  • 19. Using Cryptography in a Browser
  • 20. Using Cryptography in a Browser
  • 21. Using Cryptography in a Browser
  • 22. Using Cryptography in a Browser
  • 23. Kerberos Authentication
    • Kerberos authentication is a special kind of authentication for organizational networks
    • Kerberos was developed at MIT and is widely used around the world
    • Kerberos secures a network by providing a system that makes users prove who they are before they can use a service and also makes services prove who they are
    • It uses both public-key cryptography and a symmetric cipher
  • 24. Kerberos Authentication
  • 25. Kerberos Authentication
  • 26. Kerberos Authentication
  • 27. Using Encryption Utilities
    • Pretty Good Privacy (PGP) is the first utility to provide public-key encryption to all
    • Although PGP software was formerly included in Linux, it has been replaced with GPG
    • Gnu Privacy Guard (GPG) is a public-key encryption utility and uses non-patented algorithms
      • GPG operates from the command line, but there are graphical utilities to make it easier to use
  • 28. Using Encryption Utilities
  • 29. Using Encryption Utilities
  • 30. Other Security Applications
    • RPM security can check a public-key signature on any package to verify that it came from its stated creator
    • Cryptographic File System (CFS) enforces cryptographic authentication on all users who want to share files across the network
    • Transparent Cryptographic File System (TCFS) operates transparently to users
    • IPSec and CIPE provide for IP packet encryption
  • 31. Secure Shell
    • Secure Shell (SSH) is an encrypted version of Telnet, which provides secure remote access
      • SSH allows other protocols to ride on top of it
    • A Virtual Private Network (VPN) is a secure organizational network that uses an insecure public network (Internet) for communications
      • VPNs are often created with the aid of specially designed software that integrates many networking functions with cryptographic protocols and system management software
  • 32. Virtual Private Networks
  • 33. Chapter Summary
    • Cryptography is the science of encoding data, typically using a key, so that people without the key cannot read the data
    • Cryptography protects computer networks against sniffers, programs that allow crackers to see data passing along a network
    • Many different algorithms are used to encrypt data and they are either symmetric or asymmetric
    • DES was a popular standard algorithm for years, until Triple DES and AES began to replace it

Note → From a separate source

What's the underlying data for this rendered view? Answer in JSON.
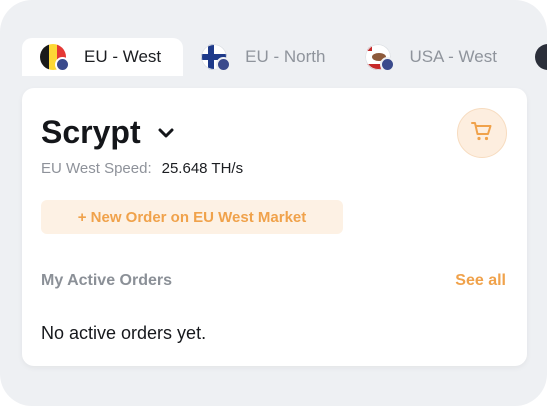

  • 34. Chapter Summary
    • Public-key encryption does not require that you openly exchange a secret key with the recipient of an encrypted message

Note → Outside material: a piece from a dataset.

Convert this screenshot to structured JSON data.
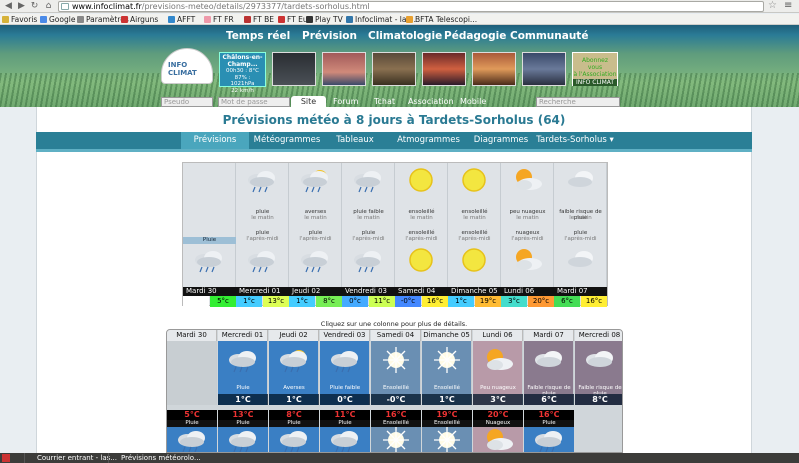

    • RSA is the most familiar public-key algorithm
    • Signatures on a document show that the sender is the only one who could have sent the document
    • Certificates are issued and signed by certificate authorities such as VeriSign to vouch for the identity of the organization holding the certificate
  • 35. Chapter Summary
    • A hash is a mathematical function that creates a small number from a very large number and it is used to create a fingerprint
    • Browsers such as Netscape and Mozilla use cryptography via the Secure Sockets Layer (SSL) protocol to allow secure e-commerce transactions
    • Kerberos provides a network-wide user and service authentication scheme to limit network access to authorized users
    • PGP was the first freely available public-key encryption software and remains an industry standard on which GPG is based
  • 36. Chapter Summary
    • The Gnu Privacy Guard (GPG) is a free public-key encryption utility that lets you manage keys and encrypt, sign and decrypt documents
    • Keys should be signed only when the identity of the person providing the key has been ascertained with certainty
    • The rpm utility can check a public key signature on any package to verify that it came from the person or organization that claims to have created it
  • 37. Chapter Summary
    • Other security protocols built on the same principles of cryptography as GPG include IPsec, CIPE, CFS and TCFS
    • The Secure Shell (SSH) provides encrypted remote access via a utility that functions like Telnet. SSH also lets other protocols work with it to create secure connections for many purposes